*** Block opens ***
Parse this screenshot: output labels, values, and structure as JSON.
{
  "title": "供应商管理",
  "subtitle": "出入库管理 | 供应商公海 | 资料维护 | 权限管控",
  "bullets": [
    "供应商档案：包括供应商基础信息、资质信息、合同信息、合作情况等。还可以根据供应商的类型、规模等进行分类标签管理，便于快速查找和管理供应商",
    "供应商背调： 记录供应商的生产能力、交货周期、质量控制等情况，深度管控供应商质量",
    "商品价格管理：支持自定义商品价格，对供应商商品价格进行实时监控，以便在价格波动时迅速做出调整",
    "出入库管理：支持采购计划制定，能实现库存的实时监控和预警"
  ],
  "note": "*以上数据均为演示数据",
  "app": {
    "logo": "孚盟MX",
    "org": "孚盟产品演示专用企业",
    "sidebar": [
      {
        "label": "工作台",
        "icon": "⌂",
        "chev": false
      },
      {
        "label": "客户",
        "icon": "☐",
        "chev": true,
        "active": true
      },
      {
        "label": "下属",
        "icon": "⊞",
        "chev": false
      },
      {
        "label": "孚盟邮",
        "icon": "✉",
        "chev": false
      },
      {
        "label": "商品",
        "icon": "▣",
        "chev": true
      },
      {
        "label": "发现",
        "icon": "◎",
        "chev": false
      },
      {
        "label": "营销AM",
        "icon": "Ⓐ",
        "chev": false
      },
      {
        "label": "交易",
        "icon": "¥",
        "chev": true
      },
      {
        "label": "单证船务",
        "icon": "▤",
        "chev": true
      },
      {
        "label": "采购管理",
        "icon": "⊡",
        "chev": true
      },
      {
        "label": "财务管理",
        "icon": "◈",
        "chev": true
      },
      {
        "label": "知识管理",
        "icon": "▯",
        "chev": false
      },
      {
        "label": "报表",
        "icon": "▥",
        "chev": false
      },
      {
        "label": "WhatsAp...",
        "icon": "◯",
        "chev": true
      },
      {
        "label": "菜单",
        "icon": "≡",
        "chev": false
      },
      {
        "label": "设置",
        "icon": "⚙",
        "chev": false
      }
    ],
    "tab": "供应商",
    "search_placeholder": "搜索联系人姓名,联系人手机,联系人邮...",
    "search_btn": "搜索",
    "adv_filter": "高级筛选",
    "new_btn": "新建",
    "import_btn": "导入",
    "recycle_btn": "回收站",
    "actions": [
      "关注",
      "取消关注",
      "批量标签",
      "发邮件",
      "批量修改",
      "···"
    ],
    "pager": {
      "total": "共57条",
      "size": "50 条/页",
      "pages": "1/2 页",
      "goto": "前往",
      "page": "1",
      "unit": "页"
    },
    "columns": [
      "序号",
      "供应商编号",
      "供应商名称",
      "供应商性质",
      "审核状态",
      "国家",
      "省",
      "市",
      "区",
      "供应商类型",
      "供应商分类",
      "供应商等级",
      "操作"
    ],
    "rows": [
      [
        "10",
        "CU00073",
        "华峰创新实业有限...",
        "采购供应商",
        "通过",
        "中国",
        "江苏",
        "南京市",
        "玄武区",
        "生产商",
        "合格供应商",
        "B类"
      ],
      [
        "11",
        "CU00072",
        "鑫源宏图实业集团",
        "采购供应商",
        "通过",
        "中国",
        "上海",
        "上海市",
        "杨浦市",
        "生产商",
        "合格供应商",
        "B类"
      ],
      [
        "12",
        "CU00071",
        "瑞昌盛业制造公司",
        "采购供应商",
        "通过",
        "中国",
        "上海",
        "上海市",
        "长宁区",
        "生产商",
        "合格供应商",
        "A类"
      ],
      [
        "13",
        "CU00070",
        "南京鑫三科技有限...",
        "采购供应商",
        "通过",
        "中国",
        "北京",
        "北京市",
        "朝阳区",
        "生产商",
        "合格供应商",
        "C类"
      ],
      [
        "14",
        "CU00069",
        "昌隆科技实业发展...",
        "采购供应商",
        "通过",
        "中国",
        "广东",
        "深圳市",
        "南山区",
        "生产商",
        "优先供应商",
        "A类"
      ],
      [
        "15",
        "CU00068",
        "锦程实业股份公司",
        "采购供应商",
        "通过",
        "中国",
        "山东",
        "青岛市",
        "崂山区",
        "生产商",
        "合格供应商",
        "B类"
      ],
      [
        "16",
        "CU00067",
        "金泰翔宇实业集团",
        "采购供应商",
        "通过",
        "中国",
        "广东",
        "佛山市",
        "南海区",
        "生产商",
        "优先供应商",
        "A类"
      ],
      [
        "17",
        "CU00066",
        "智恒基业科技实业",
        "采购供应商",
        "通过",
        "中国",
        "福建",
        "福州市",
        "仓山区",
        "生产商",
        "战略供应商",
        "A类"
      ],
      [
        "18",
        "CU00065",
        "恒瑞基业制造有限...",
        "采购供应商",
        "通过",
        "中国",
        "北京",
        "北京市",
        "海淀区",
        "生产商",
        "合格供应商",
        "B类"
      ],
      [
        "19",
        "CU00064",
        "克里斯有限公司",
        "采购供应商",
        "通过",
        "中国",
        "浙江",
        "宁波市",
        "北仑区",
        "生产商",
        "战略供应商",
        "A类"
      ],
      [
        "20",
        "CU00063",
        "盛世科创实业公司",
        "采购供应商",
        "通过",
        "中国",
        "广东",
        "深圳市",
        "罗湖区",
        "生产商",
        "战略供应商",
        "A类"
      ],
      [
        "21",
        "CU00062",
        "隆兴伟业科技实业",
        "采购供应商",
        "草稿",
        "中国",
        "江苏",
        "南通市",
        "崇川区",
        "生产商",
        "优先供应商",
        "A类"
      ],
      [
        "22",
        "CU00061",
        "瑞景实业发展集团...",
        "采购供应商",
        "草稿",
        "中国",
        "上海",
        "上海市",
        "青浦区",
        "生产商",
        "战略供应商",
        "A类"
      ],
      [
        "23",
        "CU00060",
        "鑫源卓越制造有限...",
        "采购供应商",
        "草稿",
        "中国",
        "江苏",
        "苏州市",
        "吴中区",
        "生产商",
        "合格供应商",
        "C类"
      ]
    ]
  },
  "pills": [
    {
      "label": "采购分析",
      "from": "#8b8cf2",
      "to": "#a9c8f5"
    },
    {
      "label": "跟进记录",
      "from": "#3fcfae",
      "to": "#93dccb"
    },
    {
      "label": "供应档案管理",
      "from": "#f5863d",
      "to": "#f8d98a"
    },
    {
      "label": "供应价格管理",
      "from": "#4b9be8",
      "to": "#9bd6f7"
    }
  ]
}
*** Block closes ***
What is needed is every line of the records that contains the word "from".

**EXERCISE RESULT**.
      "from": "#8b8cf2",
      "from": "#3fcfae",
      "from": "#f5863d",
      "from": "#4b9be8",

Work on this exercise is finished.